Halliburton, an American oil services company and the largest private contractor in Iraq, is moving its corporate headquarters from Houston, in the U.S. state of Texas to Dubai in the United Arab Emirates. Halliburton's chief executive says the move is a practical matter, but critics are accusing the company of greed. VOA's Peter Fedynsky has this report.
Last year, the eastern hemisphere accounted for 38 per cent of the $13 billion in revenue from Halliburton's oil field services around the globe. Chief Executive David Lesar says growing the business in a region where most of the oil is located "will bring balance to Halliburton's overall portfolio."
In an interview three years ago, Lesar described parts of that portfolio. "We're building a road in Ireland, we're running a railroad in Australia, we're building ships in Brazil."
And Halliburton has a five-year, $16 billion contract to provide various services to the U.S. military. But the corporation is under investigation for allegedly overbilling the U.S. government by nearly $3 billion. Halliburton denies the charges, but congressional Democrats are looking into them.
Congressman Henry Waxman of California said recently, "Our committee has an absolute obligation to the taxpayers to make sure their tax dollars are well spent and not siphoned off into billions of dollars of unnecessary overhead."
And Senator Brian Dorgan, a North Dakota Democrat, suspects Halliburton is relocating in Dubai to avoid paying U.S. taxes. "If they're trying to move offshore to save money in taxes, that's not much of a statement coming from a company that's been benefiting from substantial defense contracts."
Halliburton says it will remain registered in the United States, so it will be obligated to pay taxes.
American University business professor Kathleen Getz says Halliburton's move to Dubai is a smart decision. "Since Halliburton is an oil exploration company, it is logical for it to be in the Middle East, where there is a lot of oil."
Questions are also being raised whether a company with headquarters overseas can be trusted to provide services to the U.S. military.
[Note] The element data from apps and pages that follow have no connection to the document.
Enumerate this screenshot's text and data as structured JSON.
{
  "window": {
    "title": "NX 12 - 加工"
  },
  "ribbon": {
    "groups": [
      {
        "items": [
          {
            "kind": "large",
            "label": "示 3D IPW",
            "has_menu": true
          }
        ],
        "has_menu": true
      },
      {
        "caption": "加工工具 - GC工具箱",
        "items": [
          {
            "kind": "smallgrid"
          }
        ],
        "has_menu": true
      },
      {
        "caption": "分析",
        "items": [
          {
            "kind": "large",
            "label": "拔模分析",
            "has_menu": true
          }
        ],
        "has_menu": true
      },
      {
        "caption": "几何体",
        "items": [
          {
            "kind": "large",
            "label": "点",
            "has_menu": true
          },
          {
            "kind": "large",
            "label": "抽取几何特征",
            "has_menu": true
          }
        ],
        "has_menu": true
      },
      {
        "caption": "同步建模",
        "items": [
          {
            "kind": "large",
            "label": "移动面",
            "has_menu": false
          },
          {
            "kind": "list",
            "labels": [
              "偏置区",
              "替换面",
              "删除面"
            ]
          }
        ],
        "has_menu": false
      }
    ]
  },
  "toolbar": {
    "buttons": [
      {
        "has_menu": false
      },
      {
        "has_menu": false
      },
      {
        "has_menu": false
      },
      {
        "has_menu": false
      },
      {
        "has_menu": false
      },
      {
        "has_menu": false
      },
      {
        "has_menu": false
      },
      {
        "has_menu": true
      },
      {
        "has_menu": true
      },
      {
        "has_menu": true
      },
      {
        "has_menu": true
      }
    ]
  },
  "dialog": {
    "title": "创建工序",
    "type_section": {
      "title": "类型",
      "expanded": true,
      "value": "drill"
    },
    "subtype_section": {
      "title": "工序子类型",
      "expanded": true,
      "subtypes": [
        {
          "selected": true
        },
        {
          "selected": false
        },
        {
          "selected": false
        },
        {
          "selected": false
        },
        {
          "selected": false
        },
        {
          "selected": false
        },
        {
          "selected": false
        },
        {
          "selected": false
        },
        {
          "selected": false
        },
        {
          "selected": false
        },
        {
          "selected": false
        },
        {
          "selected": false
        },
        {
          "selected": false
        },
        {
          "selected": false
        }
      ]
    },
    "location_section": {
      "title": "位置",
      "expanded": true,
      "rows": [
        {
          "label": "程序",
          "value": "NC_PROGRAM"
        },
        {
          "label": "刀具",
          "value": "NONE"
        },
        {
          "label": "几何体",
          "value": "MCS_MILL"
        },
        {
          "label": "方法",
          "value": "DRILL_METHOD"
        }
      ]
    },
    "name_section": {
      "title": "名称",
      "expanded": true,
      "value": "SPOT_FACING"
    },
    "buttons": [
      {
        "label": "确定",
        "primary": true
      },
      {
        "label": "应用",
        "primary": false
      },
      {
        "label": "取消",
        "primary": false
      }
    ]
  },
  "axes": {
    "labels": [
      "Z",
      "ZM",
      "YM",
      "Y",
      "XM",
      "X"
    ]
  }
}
Halliburton was run by Dick Cheney before he became the U.S. vice president. Cheney's connection led to accusations that the Bush administration awarded lucrative no-bid contracts to the company. The White House denied the charge.